By Staff Reports on January 31, 2014

From a delivery of nine gorillas across two continents to a specific heart internal defibrillator, DHL Express flew some strange cargo in 2013.

DHL Express released its annual list of quirky delivery requests for the year.

In the Sub-Saharan Africa region, there has been an increase in strange food delivery requests with each passing year, according to Sumesh Rahavendra, head of marketing for DHL Express Sub-Saharan Africa. 

“One unique shipment to mention is a 32-kilogram consignment of haggis, which was moved from the UK to Tanzania for an event,” he said. “The Scottish delicacy was swiftly transported through customs and delivered in time for the prestigious event.” 

Rahavendra said that in Kenya, live human eyes are transported on a regular basis.

“Understandably, the corneas have an extremely short life span and are therefore highly perishable, which possess a significant challenge to us,” he said. “What adds to the complexity is the fact that the recipient is booked and prepped for surgery while the cornea is in transit. The successes of these deliveries rely on prior customs releases, dedicated delivery vehicles and a passionate team of certified international specialists on the ground.
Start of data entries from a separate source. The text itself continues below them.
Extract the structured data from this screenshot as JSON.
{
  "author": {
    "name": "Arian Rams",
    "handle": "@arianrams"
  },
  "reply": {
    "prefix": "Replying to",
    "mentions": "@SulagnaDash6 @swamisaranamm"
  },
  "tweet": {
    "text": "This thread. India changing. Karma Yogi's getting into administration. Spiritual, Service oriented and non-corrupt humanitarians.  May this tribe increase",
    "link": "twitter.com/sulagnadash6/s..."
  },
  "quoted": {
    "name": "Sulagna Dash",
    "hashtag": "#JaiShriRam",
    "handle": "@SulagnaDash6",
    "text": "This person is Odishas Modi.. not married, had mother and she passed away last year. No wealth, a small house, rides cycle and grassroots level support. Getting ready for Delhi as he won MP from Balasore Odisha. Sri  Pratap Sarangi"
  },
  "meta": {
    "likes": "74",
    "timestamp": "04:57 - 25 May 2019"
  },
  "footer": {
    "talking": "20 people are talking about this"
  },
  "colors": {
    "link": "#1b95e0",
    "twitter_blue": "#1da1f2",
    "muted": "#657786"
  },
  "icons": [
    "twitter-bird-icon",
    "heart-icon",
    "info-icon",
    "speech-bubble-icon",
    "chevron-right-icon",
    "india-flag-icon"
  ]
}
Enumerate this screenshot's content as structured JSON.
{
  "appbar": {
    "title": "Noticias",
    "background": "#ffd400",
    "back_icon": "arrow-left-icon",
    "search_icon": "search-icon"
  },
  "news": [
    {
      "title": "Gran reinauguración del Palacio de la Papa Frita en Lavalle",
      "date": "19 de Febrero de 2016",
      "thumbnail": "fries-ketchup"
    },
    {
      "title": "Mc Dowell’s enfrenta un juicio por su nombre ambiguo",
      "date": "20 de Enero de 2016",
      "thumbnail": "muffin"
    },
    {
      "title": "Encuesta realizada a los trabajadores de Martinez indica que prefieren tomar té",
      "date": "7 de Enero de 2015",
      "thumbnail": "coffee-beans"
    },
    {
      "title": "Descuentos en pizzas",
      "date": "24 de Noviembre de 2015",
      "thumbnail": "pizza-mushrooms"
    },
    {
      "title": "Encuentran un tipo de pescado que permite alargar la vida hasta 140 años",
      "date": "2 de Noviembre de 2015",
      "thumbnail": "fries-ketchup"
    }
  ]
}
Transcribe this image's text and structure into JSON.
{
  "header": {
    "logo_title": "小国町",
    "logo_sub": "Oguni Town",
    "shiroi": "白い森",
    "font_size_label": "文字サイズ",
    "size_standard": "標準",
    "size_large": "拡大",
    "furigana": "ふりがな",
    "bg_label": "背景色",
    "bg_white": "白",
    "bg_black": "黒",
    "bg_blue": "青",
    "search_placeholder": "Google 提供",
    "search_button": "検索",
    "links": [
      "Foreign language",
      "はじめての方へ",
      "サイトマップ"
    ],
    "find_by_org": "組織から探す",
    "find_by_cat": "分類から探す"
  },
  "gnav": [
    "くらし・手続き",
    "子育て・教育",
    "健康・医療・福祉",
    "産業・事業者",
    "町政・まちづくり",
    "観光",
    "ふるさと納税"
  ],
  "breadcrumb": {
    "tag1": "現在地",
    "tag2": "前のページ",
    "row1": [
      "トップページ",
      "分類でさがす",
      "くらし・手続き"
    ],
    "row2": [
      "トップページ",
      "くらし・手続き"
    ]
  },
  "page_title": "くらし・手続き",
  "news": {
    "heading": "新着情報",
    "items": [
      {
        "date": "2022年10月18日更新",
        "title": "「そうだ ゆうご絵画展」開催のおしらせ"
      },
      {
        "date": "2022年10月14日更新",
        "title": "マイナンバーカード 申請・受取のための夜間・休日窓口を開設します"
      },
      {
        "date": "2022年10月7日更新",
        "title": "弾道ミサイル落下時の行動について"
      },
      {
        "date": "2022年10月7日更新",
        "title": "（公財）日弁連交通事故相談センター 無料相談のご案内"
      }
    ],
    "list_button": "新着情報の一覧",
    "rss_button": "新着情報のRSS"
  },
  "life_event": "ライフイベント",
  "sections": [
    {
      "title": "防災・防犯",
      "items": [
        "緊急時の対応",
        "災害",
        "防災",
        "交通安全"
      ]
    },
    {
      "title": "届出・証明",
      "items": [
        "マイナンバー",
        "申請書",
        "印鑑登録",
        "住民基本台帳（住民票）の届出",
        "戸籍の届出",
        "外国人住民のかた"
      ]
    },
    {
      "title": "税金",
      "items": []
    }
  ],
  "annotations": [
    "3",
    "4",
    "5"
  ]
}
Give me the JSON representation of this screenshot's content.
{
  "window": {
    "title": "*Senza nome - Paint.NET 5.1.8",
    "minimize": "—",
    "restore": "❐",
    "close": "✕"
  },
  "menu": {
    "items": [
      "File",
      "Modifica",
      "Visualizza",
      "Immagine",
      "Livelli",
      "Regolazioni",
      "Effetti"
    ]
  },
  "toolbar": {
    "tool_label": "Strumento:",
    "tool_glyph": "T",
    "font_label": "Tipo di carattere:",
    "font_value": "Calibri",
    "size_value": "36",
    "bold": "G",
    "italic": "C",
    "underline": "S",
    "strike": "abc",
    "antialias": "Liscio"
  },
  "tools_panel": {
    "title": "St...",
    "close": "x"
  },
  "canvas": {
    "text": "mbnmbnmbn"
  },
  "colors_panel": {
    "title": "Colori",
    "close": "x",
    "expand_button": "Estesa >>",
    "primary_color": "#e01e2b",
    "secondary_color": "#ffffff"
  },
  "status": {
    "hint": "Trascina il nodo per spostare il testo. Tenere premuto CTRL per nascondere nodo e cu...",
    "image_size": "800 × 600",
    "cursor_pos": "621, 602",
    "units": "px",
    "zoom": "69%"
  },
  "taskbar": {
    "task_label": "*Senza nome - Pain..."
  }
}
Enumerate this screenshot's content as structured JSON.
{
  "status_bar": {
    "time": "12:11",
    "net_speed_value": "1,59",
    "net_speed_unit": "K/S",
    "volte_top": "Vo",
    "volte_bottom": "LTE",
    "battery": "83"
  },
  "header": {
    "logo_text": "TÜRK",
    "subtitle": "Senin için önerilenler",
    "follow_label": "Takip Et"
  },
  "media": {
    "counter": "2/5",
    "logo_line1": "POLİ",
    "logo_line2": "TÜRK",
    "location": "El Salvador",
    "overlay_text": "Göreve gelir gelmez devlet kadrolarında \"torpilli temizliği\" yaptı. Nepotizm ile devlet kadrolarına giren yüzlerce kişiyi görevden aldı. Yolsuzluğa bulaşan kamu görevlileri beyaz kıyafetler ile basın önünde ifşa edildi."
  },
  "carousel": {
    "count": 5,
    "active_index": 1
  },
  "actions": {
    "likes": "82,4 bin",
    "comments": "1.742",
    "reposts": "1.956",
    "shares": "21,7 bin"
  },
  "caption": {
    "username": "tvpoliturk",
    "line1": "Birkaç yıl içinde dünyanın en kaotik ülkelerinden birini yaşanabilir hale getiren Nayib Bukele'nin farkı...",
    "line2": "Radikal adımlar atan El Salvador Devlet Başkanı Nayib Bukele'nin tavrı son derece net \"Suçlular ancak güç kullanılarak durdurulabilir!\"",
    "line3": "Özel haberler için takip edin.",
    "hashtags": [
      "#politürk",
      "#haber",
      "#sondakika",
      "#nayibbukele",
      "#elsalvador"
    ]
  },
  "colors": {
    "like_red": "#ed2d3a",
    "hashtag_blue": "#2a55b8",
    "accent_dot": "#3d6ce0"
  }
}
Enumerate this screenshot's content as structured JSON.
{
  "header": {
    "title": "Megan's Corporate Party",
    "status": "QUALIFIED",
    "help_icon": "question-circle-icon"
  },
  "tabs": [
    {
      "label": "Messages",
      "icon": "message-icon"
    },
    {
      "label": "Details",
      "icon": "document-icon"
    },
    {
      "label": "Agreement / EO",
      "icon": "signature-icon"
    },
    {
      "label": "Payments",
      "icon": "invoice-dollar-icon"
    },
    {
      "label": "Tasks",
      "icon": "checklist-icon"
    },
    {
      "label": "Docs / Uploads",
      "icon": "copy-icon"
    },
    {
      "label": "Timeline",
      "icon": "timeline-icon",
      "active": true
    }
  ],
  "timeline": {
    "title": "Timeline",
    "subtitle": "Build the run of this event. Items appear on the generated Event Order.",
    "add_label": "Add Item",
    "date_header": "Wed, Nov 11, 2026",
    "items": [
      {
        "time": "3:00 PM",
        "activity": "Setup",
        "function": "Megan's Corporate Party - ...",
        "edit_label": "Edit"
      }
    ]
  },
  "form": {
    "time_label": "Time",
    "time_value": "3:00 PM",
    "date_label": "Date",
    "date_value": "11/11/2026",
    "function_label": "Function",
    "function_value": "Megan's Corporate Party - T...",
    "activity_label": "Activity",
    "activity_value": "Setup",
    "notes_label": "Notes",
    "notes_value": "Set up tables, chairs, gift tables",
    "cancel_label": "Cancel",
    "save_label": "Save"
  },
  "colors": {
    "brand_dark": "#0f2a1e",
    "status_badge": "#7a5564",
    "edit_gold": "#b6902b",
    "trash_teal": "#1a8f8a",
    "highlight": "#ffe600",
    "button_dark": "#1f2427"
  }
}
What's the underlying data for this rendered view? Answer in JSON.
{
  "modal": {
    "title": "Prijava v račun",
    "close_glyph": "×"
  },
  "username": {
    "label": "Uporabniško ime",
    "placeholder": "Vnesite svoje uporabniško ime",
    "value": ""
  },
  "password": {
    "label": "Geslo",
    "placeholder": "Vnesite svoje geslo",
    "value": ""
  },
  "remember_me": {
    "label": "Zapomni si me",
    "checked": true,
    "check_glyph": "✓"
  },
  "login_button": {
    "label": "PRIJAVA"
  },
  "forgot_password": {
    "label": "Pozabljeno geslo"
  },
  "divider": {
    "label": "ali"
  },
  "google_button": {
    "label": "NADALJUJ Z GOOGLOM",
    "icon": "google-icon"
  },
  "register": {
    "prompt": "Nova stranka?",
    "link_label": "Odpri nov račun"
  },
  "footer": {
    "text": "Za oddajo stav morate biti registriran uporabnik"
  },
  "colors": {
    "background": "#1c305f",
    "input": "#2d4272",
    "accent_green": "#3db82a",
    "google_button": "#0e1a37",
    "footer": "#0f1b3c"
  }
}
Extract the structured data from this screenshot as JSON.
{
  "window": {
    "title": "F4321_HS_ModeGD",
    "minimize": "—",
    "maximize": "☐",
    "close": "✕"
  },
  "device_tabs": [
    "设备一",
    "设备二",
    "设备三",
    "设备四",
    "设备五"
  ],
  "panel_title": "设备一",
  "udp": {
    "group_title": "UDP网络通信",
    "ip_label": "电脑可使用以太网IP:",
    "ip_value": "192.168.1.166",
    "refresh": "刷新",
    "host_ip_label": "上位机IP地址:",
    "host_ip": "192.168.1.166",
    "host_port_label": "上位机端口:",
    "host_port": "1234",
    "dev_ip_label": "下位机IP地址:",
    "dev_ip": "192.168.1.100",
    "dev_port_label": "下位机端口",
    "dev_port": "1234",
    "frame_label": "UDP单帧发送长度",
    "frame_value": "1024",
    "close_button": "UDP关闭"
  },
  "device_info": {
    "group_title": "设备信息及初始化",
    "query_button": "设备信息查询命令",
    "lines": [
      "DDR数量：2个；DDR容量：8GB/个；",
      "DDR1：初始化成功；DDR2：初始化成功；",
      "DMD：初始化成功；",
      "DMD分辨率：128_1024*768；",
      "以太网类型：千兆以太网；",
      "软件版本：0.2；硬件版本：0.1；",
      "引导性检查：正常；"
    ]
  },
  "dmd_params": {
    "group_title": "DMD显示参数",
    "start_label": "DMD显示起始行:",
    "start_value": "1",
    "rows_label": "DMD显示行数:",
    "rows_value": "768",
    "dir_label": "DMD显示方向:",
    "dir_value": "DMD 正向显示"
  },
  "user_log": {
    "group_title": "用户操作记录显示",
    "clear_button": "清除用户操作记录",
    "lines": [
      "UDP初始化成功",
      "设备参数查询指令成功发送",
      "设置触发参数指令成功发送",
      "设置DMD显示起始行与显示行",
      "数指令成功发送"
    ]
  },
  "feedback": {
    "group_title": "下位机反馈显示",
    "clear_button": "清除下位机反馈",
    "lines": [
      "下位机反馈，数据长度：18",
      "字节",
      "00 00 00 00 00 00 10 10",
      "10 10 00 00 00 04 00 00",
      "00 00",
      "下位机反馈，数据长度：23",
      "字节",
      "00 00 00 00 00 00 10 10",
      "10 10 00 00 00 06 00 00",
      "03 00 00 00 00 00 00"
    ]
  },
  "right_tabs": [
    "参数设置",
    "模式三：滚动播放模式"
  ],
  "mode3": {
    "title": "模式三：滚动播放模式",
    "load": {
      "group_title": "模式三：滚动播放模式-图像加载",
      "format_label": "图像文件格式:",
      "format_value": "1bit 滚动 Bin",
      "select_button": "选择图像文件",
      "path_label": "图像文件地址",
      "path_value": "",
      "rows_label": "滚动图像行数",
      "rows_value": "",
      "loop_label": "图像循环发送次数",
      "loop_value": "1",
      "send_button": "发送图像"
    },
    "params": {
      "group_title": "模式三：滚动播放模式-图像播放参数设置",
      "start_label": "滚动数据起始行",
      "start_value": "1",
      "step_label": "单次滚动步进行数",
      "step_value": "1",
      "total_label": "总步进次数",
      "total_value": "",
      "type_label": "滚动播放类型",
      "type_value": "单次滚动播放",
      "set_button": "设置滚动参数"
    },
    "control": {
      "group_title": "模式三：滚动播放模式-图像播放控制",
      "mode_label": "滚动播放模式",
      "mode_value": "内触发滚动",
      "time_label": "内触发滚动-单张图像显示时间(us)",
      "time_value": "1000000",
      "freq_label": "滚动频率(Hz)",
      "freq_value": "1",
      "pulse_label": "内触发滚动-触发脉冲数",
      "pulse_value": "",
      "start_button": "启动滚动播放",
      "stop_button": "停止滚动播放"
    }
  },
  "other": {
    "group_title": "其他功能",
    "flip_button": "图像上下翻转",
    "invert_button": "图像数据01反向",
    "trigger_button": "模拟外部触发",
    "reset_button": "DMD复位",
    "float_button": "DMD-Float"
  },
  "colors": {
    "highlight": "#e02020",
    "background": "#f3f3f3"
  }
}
When there is no margin for error and the result could affect another person’s opportunity for sight, every stop is pulled out from pickup to delivery.” 

Another unusual personal delivery was for a customer who shipped his laundry from the UK to a Southern African country – for dry cleaning.

For many people, a wedding is one of the most important days of their life, Rahavendra said.

“In light of this, 1.7 tonnes of fresh flowers were sent from Johannesburg to Douala in Cameroon for such an occasion,” he said. “This personal request came from a customer whose two sons were getting married on the same day. Fast forward a few short hours, and a splendor of color was delivered to the event in time for the all-important nuptials.”

On the conservation front, a delivery in Kenya included the transport of butterfly larvae.

“Any delay in the transport process would result in the premature hatching of the butterflies, from which they would not have survived,” Rahavendra said. “Following a similar operational process as the transport of the corneas previously mentioned, another successful yet another unique delivery was completed.”